2. An Embodied Gospel
Approximately the same number of respondents emphasized the need for a more holistic understanding of the gospel and salvation to permeate mainstream Christian thought and practice, particularly as this relates to issues of our bodily existence, gender, and sexuality.

3. A Socially Engaged Orthodoxy
A final issue of prominence was the need for greater movements of Scripture engagement and theological literacy among all Christians for the sake of strengthening the relationship between an orthodox faith and the church's social witness.

Ruth Padilla DeBorst
Doing and Living Theology as a Multicultural, Interpretive Community

Ruth’s remarks revolved around the need to revisit the stories we are/should be living out of, the question of what it means to understand theology as a verb—something we do—as opposed to a noun—something we teach or learn—and that the American Church might discover if it learned to do theology and live into the gospel alongside brothers and sisters of the global church.

N.T. Wright
Theology as the Task of the Whole Church

In his remarks, Tom focused on theology as the task of the whole church. He held forth a vision of theology as the vital, energizing, stabilizing, healing, transforming, sign of life among God’s people; "it is what we do to be the people of God for the world."

The Four Most Urgent Ecclesiological Issuses

In seeking to name primary ecclesiological issues, we mean those issues most directly related to the structure and practice of church bodies (denominations/networks) and local congregations as we pursue faithfulness in God's mission.

1. A Thicker Ecclesiology
The primary issue identified by consultation participants was the need to rethink our ecclesiology, at both local and trans-local levels, from the intersection of historical, theological, and missional frames of reference that move us beyond many of our functional and pragmatic assumptions.

2. Kingdom Discipleship
The next most frequent response signaled the need for more robust understandings and practices of spiritual formation and discipleship in connection with the ethics of Jesus which encompass all of life and find communal as well as personal expression.

3. Comprehensive Mutuality
Just as many responses named the need for a greater theological and practical commitment to expanding our relationships, networks, and streams of learning across lines of diversity (gender, race/ethnicity, tribal affiliation, socio-economic class, and ministry context/model).

4. Responsive Leadership Development
A final issue well worth mentioning based on how often it came up is the need for fresh vision and engagement with regard to our paradigms and models of equipping church leaders, especially as they relate to the rapidly changing nature of our cultural contexts and the dynamics of gender and race.

Rich Villodas
Re-Imagining A Paradigm of Discipleship for Today

Speaking to the area of ecclesiology, Rich’s talk grew out of a central question (a la Bonhoeffer), "What is the Church to be for Christ today?" In short, Rich called our attention to the need to reimagine a paradigm of discipleship that shapes people into the image of Jesus for the sake of the world.
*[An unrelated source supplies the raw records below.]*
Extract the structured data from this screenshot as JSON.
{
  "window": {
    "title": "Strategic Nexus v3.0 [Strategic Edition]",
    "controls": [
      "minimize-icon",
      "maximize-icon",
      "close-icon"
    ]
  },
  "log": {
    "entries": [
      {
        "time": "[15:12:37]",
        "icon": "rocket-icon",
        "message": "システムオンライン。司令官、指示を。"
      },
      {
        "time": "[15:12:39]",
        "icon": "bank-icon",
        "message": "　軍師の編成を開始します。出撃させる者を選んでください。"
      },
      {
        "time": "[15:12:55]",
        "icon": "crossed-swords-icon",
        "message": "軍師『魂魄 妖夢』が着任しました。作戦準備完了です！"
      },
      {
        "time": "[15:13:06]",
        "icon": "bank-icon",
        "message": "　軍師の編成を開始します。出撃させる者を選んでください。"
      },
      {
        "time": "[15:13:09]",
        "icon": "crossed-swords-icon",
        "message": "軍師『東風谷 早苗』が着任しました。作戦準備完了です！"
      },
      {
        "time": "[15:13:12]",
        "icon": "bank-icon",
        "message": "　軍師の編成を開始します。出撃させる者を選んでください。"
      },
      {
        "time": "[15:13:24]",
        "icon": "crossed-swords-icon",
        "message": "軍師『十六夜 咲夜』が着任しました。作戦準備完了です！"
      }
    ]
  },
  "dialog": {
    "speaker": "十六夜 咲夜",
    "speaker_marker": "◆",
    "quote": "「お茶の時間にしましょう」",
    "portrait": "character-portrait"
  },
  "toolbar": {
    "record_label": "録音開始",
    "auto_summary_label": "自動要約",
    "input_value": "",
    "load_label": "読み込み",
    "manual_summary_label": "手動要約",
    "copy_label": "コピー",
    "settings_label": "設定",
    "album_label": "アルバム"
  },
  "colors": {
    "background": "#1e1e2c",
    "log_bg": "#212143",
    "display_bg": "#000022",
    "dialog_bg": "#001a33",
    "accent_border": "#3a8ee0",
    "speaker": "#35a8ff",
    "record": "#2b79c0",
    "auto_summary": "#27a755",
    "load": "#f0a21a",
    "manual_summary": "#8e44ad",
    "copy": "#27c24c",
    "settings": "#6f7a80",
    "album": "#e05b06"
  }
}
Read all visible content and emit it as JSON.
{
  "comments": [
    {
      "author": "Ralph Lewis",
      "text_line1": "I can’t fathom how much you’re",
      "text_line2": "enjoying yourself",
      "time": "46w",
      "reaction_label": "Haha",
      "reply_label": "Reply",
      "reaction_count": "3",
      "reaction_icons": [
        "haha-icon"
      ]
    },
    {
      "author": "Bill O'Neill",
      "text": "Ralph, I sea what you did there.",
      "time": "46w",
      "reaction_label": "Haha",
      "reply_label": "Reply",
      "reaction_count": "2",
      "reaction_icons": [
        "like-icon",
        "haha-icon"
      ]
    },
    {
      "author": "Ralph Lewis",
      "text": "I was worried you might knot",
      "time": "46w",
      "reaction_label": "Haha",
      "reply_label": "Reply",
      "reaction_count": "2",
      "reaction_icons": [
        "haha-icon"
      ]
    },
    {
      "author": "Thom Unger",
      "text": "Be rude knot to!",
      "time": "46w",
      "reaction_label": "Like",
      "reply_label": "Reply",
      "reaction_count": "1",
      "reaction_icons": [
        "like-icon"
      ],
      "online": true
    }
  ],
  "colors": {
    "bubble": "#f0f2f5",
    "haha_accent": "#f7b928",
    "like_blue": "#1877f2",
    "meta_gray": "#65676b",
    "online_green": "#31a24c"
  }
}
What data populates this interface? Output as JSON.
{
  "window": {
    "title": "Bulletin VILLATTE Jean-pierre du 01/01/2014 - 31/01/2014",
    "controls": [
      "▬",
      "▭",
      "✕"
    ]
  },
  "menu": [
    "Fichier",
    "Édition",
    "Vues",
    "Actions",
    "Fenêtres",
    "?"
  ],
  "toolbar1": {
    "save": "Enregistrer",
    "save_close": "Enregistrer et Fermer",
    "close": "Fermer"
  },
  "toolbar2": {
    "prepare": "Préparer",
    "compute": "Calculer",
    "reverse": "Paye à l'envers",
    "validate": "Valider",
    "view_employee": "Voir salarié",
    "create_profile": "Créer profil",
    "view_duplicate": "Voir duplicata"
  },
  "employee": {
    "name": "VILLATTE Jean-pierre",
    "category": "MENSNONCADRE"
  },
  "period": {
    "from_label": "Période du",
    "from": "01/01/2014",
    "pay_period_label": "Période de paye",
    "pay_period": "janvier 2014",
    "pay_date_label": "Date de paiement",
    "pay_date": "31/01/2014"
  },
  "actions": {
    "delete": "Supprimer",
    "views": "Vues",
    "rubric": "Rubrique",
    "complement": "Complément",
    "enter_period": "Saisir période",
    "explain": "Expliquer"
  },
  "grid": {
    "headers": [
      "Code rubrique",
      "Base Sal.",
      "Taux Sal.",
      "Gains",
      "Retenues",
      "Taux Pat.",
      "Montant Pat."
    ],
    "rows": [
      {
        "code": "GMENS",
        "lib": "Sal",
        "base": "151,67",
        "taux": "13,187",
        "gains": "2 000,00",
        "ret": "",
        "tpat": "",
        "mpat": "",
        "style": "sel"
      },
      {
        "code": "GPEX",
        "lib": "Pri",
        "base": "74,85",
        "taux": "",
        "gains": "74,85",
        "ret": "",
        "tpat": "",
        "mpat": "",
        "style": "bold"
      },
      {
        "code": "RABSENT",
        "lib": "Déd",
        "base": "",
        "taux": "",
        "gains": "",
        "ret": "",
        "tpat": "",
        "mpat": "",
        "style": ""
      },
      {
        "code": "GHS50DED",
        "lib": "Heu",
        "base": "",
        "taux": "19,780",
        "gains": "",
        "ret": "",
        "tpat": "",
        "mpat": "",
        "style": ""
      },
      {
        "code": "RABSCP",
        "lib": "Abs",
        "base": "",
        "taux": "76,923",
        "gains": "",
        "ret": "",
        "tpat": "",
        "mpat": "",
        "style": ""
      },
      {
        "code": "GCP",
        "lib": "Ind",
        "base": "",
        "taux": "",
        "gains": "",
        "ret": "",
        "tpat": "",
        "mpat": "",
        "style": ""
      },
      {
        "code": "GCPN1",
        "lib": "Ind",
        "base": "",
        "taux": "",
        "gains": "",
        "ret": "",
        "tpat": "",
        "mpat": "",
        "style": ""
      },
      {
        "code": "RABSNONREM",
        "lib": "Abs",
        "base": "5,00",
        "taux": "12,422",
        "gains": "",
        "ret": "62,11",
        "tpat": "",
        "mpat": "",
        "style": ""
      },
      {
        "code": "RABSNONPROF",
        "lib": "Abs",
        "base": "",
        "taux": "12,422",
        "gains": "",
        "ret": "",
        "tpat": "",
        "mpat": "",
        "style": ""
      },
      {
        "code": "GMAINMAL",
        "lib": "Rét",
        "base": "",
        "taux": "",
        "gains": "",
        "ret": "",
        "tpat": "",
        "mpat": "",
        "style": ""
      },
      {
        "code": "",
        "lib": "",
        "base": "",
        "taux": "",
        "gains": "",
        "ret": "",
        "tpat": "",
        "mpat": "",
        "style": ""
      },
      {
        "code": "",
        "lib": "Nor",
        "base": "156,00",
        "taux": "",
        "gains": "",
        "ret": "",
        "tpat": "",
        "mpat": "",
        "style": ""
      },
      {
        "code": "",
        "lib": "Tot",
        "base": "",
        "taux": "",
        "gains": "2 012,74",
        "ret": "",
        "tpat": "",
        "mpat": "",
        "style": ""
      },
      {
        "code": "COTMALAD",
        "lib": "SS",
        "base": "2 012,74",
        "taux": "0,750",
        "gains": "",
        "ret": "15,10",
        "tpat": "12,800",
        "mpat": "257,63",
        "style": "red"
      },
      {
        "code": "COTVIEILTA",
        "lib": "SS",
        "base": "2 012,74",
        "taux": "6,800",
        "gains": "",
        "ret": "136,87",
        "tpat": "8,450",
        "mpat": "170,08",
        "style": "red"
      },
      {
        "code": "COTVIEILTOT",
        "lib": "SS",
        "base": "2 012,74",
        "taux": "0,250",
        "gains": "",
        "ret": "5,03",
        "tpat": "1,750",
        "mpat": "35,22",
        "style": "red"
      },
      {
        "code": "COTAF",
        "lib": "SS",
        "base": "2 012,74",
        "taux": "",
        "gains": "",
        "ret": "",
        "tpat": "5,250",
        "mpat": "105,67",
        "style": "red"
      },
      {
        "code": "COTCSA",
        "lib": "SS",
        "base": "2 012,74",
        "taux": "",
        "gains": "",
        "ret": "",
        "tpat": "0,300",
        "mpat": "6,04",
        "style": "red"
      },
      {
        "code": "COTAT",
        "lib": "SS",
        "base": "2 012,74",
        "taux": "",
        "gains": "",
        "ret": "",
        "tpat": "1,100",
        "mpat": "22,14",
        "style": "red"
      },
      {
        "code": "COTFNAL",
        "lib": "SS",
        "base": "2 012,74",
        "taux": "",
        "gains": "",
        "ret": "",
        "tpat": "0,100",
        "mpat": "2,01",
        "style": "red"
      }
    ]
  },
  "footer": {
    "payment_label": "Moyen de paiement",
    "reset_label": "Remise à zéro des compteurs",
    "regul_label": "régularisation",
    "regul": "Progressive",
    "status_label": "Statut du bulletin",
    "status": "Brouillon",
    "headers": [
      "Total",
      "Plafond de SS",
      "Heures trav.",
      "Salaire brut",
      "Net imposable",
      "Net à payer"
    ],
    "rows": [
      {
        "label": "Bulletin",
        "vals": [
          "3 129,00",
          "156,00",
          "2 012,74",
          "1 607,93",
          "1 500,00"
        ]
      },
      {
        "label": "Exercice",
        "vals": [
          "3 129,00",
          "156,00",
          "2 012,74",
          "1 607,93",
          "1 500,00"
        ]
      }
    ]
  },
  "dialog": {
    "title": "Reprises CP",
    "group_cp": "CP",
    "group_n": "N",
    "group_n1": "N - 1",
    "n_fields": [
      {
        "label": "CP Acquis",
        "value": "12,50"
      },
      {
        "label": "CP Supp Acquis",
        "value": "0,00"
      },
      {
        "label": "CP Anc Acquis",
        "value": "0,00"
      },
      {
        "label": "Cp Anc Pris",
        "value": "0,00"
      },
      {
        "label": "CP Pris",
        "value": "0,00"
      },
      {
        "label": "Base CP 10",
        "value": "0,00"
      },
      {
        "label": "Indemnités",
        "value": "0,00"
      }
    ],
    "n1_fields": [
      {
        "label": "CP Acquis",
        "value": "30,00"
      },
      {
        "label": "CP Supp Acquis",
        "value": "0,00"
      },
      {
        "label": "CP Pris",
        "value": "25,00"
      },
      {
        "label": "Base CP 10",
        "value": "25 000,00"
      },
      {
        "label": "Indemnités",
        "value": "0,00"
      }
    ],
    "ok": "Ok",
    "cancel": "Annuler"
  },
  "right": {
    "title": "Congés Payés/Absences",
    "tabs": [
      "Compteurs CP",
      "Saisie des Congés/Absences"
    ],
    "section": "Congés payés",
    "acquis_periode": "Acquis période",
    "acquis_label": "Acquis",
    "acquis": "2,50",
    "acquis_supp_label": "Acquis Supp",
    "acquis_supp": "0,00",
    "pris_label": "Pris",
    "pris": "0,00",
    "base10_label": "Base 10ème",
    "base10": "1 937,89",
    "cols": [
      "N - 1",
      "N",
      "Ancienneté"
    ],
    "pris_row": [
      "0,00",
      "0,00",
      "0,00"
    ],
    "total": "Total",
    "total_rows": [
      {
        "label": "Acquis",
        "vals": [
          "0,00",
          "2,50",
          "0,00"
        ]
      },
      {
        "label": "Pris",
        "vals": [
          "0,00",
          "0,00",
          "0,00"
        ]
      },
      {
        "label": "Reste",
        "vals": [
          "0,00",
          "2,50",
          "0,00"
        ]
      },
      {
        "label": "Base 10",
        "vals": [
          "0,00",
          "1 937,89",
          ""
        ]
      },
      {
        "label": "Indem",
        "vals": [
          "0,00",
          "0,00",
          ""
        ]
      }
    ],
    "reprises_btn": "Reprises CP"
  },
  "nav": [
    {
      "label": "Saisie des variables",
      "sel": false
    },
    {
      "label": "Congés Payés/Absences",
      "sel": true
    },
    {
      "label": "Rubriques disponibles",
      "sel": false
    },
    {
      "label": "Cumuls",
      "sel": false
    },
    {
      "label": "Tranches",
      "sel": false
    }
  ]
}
This, he suggested, is predicated on our embrace of the reality that the church’s singular task is faithfulness to Jesus and his kingdom.

Jo Anne Lyon
Recovering the Imagination of the Early Church

Jo Anne began her remarks with the powerful ultimatum that the American evangelical church of our day must decide if we are going to be nationalistic or Jesus churches. She also referenced a number of strategic opportunities before us, such as reclaiming justice as central to discipleship and increasing opportunities to learn from the non-Western Church.